*The problem:*
Without the pictures, set down everything in the listing exactly.

*Provided data:*
Segment Open

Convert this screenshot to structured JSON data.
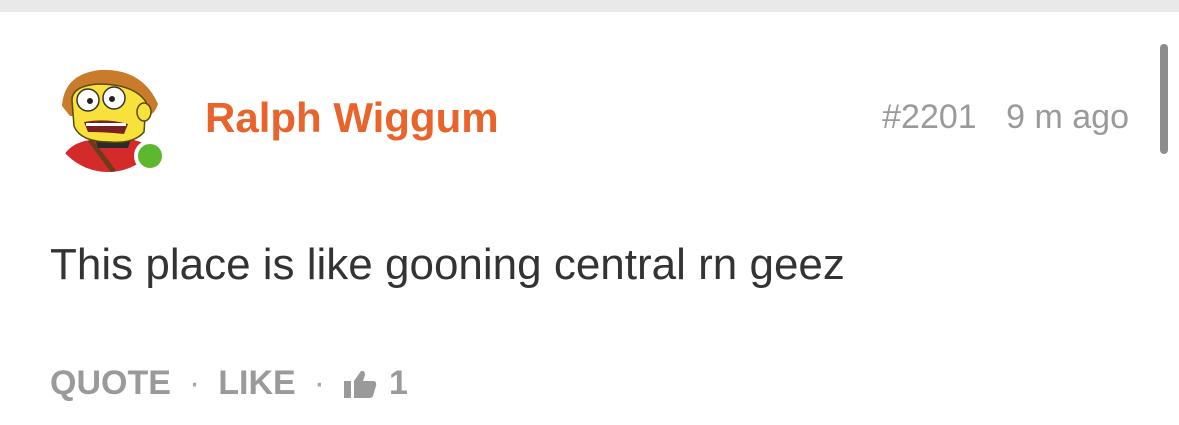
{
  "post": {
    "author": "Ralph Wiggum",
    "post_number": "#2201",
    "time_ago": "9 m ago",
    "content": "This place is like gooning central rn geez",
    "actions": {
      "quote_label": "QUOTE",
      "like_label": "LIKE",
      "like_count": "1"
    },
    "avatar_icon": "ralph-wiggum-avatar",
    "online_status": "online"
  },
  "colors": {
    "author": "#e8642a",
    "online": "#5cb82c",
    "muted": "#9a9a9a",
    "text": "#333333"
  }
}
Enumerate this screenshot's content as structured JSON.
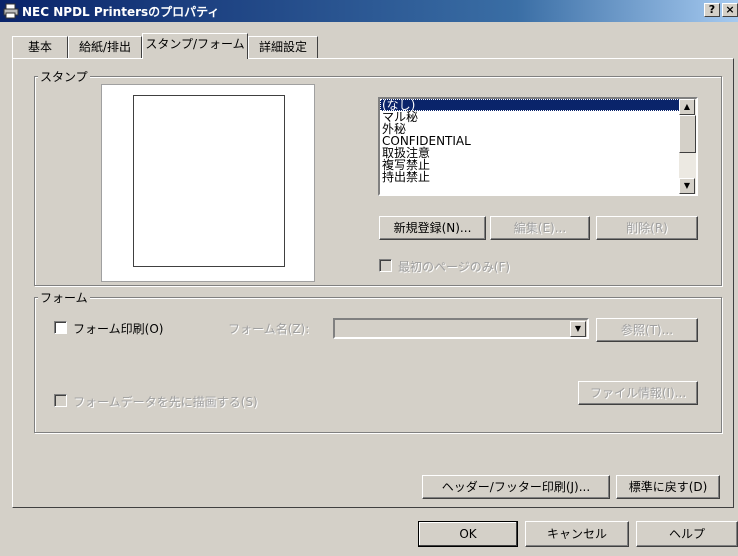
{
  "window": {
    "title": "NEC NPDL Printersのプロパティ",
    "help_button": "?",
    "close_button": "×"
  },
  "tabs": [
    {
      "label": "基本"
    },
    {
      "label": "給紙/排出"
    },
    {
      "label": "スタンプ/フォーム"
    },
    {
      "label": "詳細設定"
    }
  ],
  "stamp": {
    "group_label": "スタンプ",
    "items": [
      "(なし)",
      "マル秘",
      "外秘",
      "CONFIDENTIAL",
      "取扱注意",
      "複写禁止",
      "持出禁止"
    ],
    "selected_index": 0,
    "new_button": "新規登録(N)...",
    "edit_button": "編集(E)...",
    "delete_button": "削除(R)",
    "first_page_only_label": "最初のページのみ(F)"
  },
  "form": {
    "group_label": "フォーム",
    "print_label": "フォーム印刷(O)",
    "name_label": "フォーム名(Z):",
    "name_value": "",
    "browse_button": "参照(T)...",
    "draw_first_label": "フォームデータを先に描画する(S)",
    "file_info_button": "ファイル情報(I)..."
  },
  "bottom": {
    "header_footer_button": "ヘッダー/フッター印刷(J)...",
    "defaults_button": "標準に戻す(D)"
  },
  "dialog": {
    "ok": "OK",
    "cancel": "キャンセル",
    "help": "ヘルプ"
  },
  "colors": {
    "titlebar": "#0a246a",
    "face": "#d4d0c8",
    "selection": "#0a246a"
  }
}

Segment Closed

*Task answer:*
Convert this screenshot to structured JSON data.
{
  "post": {
    "author": "Ralph Wiggum",
    "post_number": "#2201",
    "time_ago": "9 m ago",
    "content": "This place is like gooning central rn geez",
    "actions": {
      "quote_label": "QUOTE",
      "like_label": "LIKE",
      "like_count": "1"
    },
    "avatar_icon": "ralph-wiggum-avatar",
    "online_status": "online"
  },
  "colors": {
    "author": "#e8642a",
    "online": "#5cb82c",
    "muted": "#9a9a9a",
    "text": "#333333"
  }
}
Enumerate this screenshot's content as structured JSON.
{
  "window": {
    "title": "NEC NPDL Printersのプロパティ",
    "help_button": "?",
    "close_button": "×"
  },
  "tabs": [
    {
      "label": "基本"
    },
    {
      "label": "給紙/排出"
    },
    {
      "label": "スタンプ/フォーム"
    },
    {
      "label": "詳細設定"
    }
  ],
  "stamp": {
    "group_label": "スタンプ",
    "items": [
      "(なし)",
      "マル秘",
      "外秘",
      "CONFIDENTIAL",
      "取扱注意",
      "複写禁止",
      "持出禁止"
    ],
    "selected_index": 0,
    "new_button": "新規登録(N)...",
    "edit_button": "編集(E)...",
    "delete_button": "削除(R)",
    "first_page_only_label": "最初のページのみ(F)"
  },
  "form": {
    "group_label": "フォーム",
    "print_label": "フォーム印刷(O)",
    "name_label": "フォーム名(Z):",
    "name_value": "",
    "browse_button": "参照(T)...",
    "draw_first_label": "フォームデータを先に描画する(S)",
    "file_info_button": "ファイル情報(I)..."
  },
  "bottom": {
    "header_footer_button": "ヘッダー/フッター印刷(J)...",
    "defaults_button": "標準に戻す(D)"
  },
  "dialog": {
    "ok": "OK",
    "cancel": "キャンセル",
    "help": "ヘルプ"
  },
  "colors": {
    "titlebar": "#0a246a",
    "face": "#d4d0c8",
    "selection": "#0a246a"
  }
}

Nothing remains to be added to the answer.